The 22-year-old Swiss IndyCar driver finished a career-best fourth two weeks ago at St. Petersburg, after all.
“It’s pretty cool,” de Silvestro said Friday morning while winding down a series of media interviews. “It’s definitely the busiest I’ve ever been in my racing career. It’s fun because people appreciate what I did at St. Pete and all that.”
Extra attention is something Danica Patrick hardly needs or covets. She laughingly told the story at her pre-race news conference Friday of a recent baby shower when a friend tried to shield her from racing talk from the woman’s own mother.
The two female IndyCar racers hardly are equal in name recognition going into Sunday’s Indy Grand Prix of Alabama at Barber Motorsports Park, and that’s OK with de Silvestro. She’s only in her second year on the IndyCar series while Patrick is a six-year veteran going into her 100th start.

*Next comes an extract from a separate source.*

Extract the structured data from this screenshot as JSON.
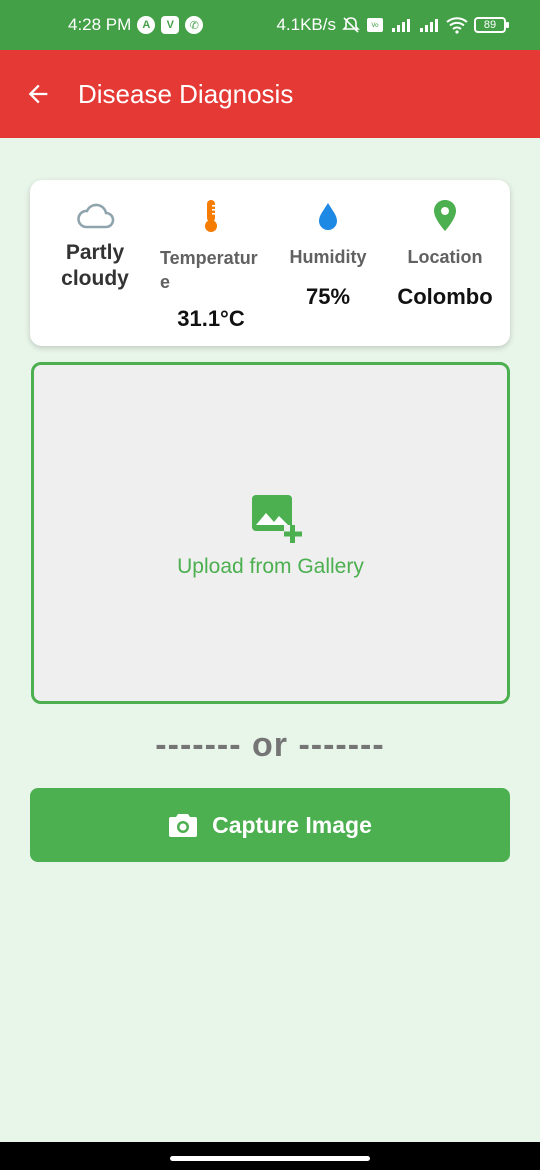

“I want to be able to compete on the race track,” de Silvestro said, sitting at a picnic table outside her trailer while the occasional fan peered into the cordoned-off area. “That’s my biggest goal. I’m a race car driver. That’s what I’m here for.”
She figures the attention will come if she’s successful on the track. De Silvestro has gotten off to a nice start. She finished eighth on the Mid-Ohio Sports Car Course last year and ninth at Toronto, evidence that her fast start to this season — despite having no teammates to help — wasn’t a fluke.
“She did well last year, too,” Patrick said. “She’s been a good road course driver from the start. Sometimes things just need to fall your way to have a good result and get noticed, and things fell her way and she did a good job.
“This isn’t like one of those things she all of a sudden did.”
De Silvestro said now she wants “to keep it going.” But the main thing for Year 2 is finishing races.
“Last year, we missed a couple of races because I had crashes and it really hurt us in the points standings at the end,” said de Silvestro, who finished 19th in the series standings. “Our main goal is to try to finish every race this year.”
She has caught the eye of not only Patrick, but fellow driver Will Power. De Silvestro said she sought out advice from star drivers like Power, Franchitti and Helio Castroneves last year.
“She’s a good driver and she’s very willing to learn and that’s the key to becoming a great driver,” Power said. “A great driver is continually wanting the details to be quicker than the next guy, because everybody in the race is trying to find something. I think that’s a very good approach. I think once she settles down — she’s probably a little bit too aggressive right now — she’ll be a pretty solid driver.”
Plus, he pointed out she’s at a disadvantage because she doesn’t have a teammate to feed off of and share information with.
Patrick, who was 12th at St. Pete, has Marco Andretti, Mike Conway and Ryan Hunter-Reay.
Off the track, she has some friends who are equally supportive, even if she says most aren’t really racing fans.
They got protective at that baby shower.
“Someone’s mother was there and she was very excited about me being there and meeting me,” Patrick said. “We were laughing about how she had to keep her mother under control and keep her cool so she didn’t just ask me a million questions about racing.
“She was trying to protect me. She was like, ‘Mom, when she’s at home she doesn’t talk about racing. If you want to talk about racing we’ll go to the race and we’ll talk about racing then,’” she said, adding that no interference was necessary.
Another friend wondered aloud, “Who is that lady that won’t leave Danica alone?”
The response: “That’s my mom.”